It is also worth noting that this intervention also has an indirect effect. If there was a large amount of high quality and recent material that everyone could obtain for free on the web (and show in theaters if they like), then no one would be willing to pay big bucks to see Downey’s latest feature. So is Downey worth his $50 million, perhaps given the structure we have, but we could easily have a different structure which could quite possibly be a more efficient way to support and distribute creative work. (Here‘s my scheme.) FWIW, a similar story would apply to the writers and athletes in Mankiw’s 1 percent defense.

Then we get to the CEOs who Mankiw tells us get high pay because of what they contribute to their companies and the economy. If this is the case, how do we explain CEO’s of companies like Lehman, Bear Stearns, and AIG walking away with hundreds of millions of dollars even though they drove their firms into bankruptcy? When the CEO of Exxon-Mobil gets hundreds of millions because soaring worldwide oil prices sent Exxon’s profits through the roof, do we really think the pay is a function of hard work? How do we explain the fact that CEOs of incredibly successful companies in Europe, Japan, and South Korea make on average around a tenth as much as our crew does?

That one doesn’t seem to fit the just desserts story. The more likely explanation is the Pay Pals story, where the company’s board of directors are paid off by CEOs to look the other way as they pilfer the company.  (See CEPR’s new Director Watch, which will feature your favorite directors in the months and years ahead.) Unlike the case in Europe, Japan, and South Korea, there is no force to effectively limit the CEO’s pay. Needless to say, the directors never ask if they could get a comparably skilled CEO for less money from Germany, Japan, or China.

And then there is the financial sector where Mankiw tells us that the extraordinary pay is compensation for the volatility of paychecks. That’s interesting, except the vast majority of comparably talented and hardworking people would be happy to get the pay the finance folks get in the bad years. Much of the big money on Wall Street stems from highly leveraged bets that beat the market by seconds or even milliseconds. This provides as much value to the economy as insider trading, which it in fact it resembles closely.

It would be interesting to see what would happen to the big fortunes in the financial sector if it had to pay a small transaction fee, effectively subjecting it to the same sort of sales tax that is paid in almost every other sector of the economy. It would also be interesting to see what would happen to the private equity folks if they lost the opportunity for the tax gaming that is their bread and butter.

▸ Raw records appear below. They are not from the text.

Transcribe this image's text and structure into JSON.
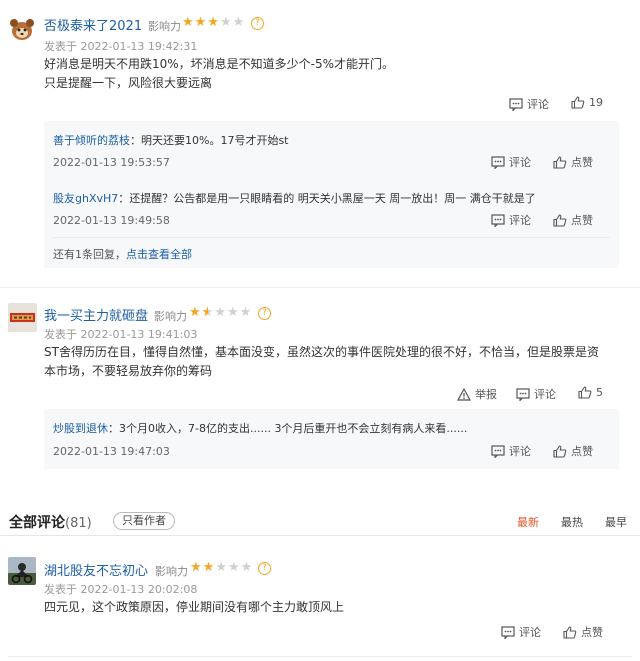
{
  "comments": [
    {
      "user": "否极泰来了2021",
      "influence_label": "影响力",
      "stars": 3,
      "time": "发表于 2022-01-13 19:42:31",
      "content_lines": [
        "好消息是明天不用跌10%，坏消息是不知道多少个-5%才能开门。",
        "只是提醒一下，风险很大要远离"
      ],
      "comment_label": "评论",
      "likes": "19",
      "replies": [
        {
          "user": "善于倾听的荔枝",
          "text": "：明天还要10%。17号才开始st",
          "time": "2022-01-13 19:53:57",
          "comment_label": "评论",
          "like_label": "点赞"
        },
        {
          "user": "股友ghXvH7",
          "text": "：还提醒？公告都是用一只眼睛看的 明天关小黑屋一天 周一放出！周一 满仓干就是了",
          "time": "2022-01-13 19:49:58",
          "comment_label": "评论",
          "like_label": "点赞"
        }
      ],
      "more_prefix": "还有1条回复，",
      "more_link": "点击查看全部"
    },
    {
      "user": "我一买主力就砸盘",
      "influence_label": "影响力",
      "stars": 1.5,
      "time": "发表于 2022-01-13 19:41:03",
      "content_lines": [
        "ST舍得历历在目，懂得自然懂，基本面没变，虽然这次的事件医院处理的很不好，不恰当，但是股票是资",
        "本市场，不要轻易放弃你的筹码"
      ],
      "report_label": "举报",
      "comment_label": "评论",
      "likes": "5",
      "replies": [
        {
          "user": "炒股到退休",
          "text": "：3个月0收入，7-8亿的支出...... 3个月后重开也不会立刻有病人来看......",
          "time": "2022-01-13 19:47:03",
          "comment_label": "评论",
          "like_label": "点赞"
        }
      ]
    }
  ],
  "section": {
    "title": "全部评论",
    "count": "(81)",
    "author_only": "只看作者",
    "sort": [
      "最新",
      "最热",
      "最早"
    ]
  },
  "comment3": {
    "user": "湖北股友不忘初心",
    "influence_label": "影响力",
    "stars": 2,
    "time": "发表于 2022-01-13 20:02:08",
    "content": "四元见，这个政策原因，停业期间没有哪个主力敢顶风上",
    "comment_label": "评论",
    "like_label": "点赞"
  },
  "colors": {
    "link": "#1d5ea8",
    "star": "#f5a623",
    "active_sort": "#e6532a"
  }
}
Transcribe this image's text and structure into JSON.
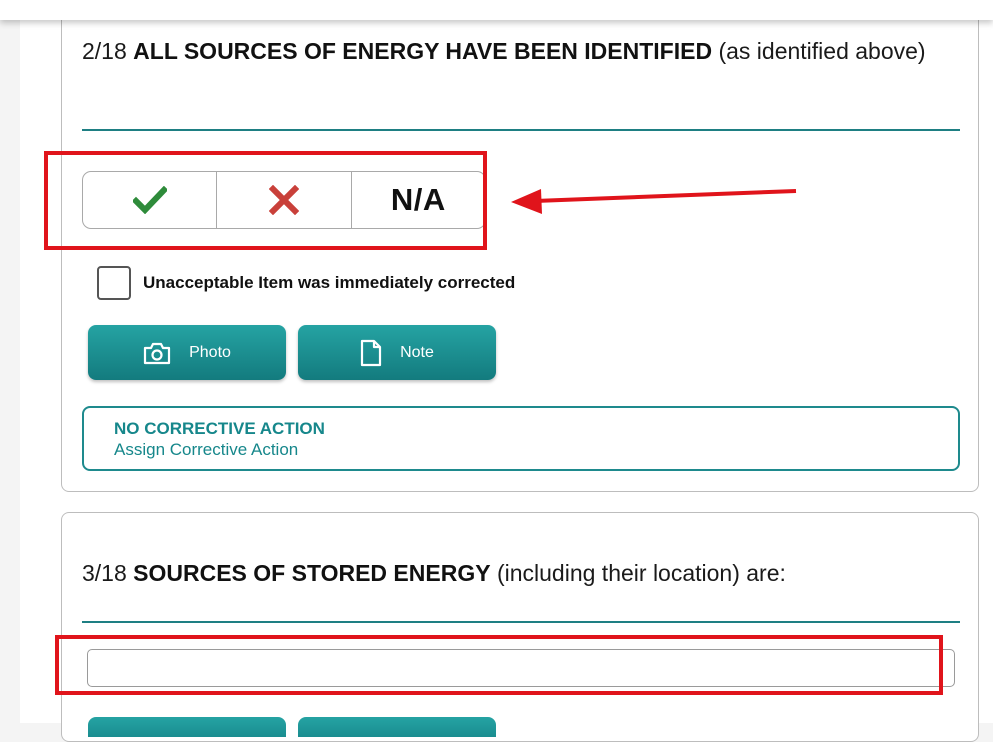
{
  "questions": [
    {
      "number": "2/18",
      "title_bold": "ALL SOURCES OF ENERGY HAVE BEEN IDENTIFIED",
      "title_rest": "(as identified above)",
      "options": [
        {
          "icon": "check-icon",
          "color": "#2e8b3a"
        },
        {
          "icon": "x-icon",
          "color": "#c0392b"
        },
        {
          "label": "N/A"
        }
      ],
      "corrected_checkbox_label": "Unacceptable Item was immediately corrected",
      "buttons": {
        "photo_label": "Photo",
        "note_label": "Note"
      },
      "corrective_action": {
        "title": "NO CORRECTIVE ACTION",
        "link": "Assign Corrective Action"
      }
    },
    {
      "number": "3/18",
      "title_bold": "SOURCES OF STORED ENERGY",
      "title_rest": "(including their location) are:",
      "input_value": ""
    }
  ],
  "colors": {
    "accent": "#1e7f83",
    "annotation": "#e0141b"
  }
}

I could go on (read my non-copyright protected book on the topic), but the point should be clear. If the 1 percent are able to extract vast sums from the economy it is because we have structured the economy for this purpose. It could easily be structured differently, but the 1 percent and its defenders aren’t interested in changing things. And the 1 percent and its defenders have a great deal of influence on the direction of economic policy.

http://www.nakedcapitalism.com/2014/02/versailles-watch-john-mack-whines-badly-wall-street-ceos-treated.html
#guillotine